### [Exercise goal]
Give the count of lines that hold the word "icon" in this listing, with nothing added.

### [Data]
* * * * * * * * *

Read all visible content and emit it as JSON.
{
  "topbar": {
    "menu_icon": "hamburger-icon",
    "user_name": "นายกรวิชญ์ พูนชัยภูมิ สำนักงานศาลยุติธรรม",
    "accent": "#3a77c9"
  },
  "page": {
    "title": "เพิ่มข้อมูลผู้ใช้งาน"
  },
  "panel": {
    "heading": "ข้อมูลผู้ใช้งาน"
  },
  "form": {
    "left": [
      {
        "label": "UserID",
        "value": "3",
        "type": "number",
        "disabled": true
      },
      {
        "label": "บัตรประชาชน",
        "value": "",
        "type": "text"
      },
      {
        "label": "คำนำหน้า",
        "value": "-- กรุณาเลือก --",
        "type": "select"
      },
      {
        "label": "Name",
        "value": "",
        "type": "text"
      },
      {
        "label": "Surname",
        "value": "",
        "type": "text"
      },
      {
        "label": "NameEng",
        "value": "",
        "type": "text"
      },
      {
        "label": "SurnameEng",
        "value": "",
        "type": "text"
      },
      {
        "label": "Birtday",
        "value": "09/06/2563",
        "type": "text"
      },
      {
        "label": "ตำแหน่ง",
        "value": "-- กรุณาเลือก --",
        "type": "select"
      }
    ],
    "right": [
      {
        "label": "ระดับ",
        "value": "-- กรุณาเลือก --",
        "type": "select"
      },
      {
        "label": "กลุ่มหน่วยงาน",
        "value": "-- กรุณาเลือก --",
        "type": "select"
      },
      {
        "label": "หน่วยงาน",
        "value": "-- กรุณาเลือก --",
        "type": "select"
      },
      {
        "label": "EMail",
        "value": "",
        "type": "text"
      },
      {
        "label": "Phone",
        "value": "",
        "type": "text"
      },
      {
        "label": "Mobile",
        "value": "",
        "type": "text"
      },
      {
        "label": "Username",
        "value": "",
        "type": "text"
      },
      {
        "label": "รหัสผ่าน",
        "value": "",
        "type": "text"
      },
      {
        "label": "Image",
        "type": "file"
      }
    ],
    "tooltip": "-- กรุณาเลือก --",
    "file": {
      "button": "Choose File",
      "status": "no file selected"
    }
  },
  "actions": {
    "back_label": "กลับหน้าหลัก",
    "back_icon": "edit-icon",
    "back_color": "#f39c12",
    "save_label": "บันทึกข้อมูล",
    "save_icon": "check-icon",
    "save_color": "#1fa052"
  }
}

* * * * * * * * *

### [Problem solution]
3